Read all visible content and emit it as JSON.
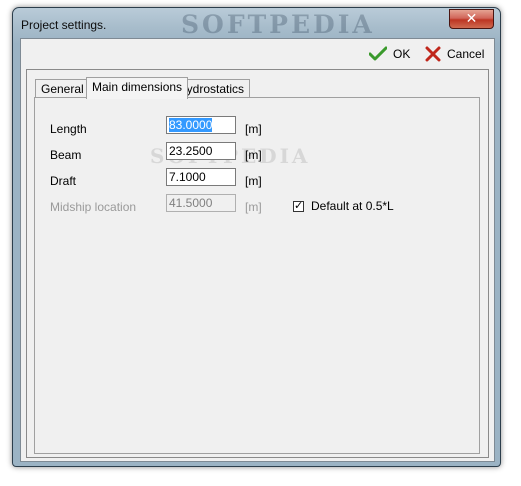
{
  "window": {
    "title": "Project settings.",
    "close_glyph": "✕",
    "watermark": "SOFTPEDIA"
  },
  "toolbar": {
    "ok_label": "OK",
    "cancel_label": "Cancel",
    "ok_icon": "checkmark-icon",
    "cancel_icon": "x-cancel-icon"
  },
  "tabs": [
    {
      "label": "General",
      "active": false
    },
    {
      "label": "Main dimensions",
      "active": true
    },
    {
      "label": "Hydrostatics",
      "active": false
    }
  ],
  "fields": {
    "length": {
      "label": "Length",
      "value": "83.0000",
      "unit": "[m]"
    },
    "beam": {
      "label": "Beam",
      "value": "23.2500",
      "unit": "[m]"
    },
    "draft": {
      "label": "Draft",
      "value": "7.1000",
      "unit": "[m]"
    },
    "midship": {
      "label": "Midship location",
      "value": "41.5000",
      "unit": "[m]"
    }
  },
  "checkbox": {
    "label": "Default at 0.5*L",
    "checked": true,
    "check_glyph": "✓"
  },
  "colors": {
    "ok_green": "#3a9a2c",
    "cancel_red": "#c0261b",
    "selection": "#3399ff"
  }
}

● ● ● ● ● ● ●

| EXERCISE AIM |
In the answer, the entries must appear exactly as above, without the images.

| THE COMPLETED TASK |
Read all visible content and emit it as JSON.
{
  "window": {
    "title": "Project settings.",
    "close_glyph": "✕",
    "watermark": "SOFTPEDIA"
  },
  "toolbar": {
    "ok_label": "OK",
    "cancel_label": "Cancel",
    "ok_icon": "checkmark-icon",
    "cancel_icon": "x-cancel-icon"
  },
  "tabs": [
    {
      "label": "General",
      "active": false
    },
    {
      "label": "Main dimensions",
      "active": true
    },
    {
      "label": "Hydrostatics",
      "active": false
    }
  ],
  "fields": {
    "length": {
      "label": "Length",
      "value": "83.0000",
      "unit": "[m]"
    },
    "beam": {
      "label": "Beam",
      "value": "23.2500",
      "unit": "[m]"
    },
    "draft": {
      "label": "Draft",
      "value": "7.1000",
      "unit": "[m]"
    },
    "midship": {
      "label": "Midship location",
      "value": "41.5000",
      "unit": "[m]"
    }
  },
  "checkbox": {
    "label": "Default at 0.5*L",
    "checked": true,
    "check_glyph": "✓"
  },
  "colors": {
    "ok_green": "#3a9a2c",
    "cancel_red": "#c0261b",
    "selection": "#3399ff"
  }
}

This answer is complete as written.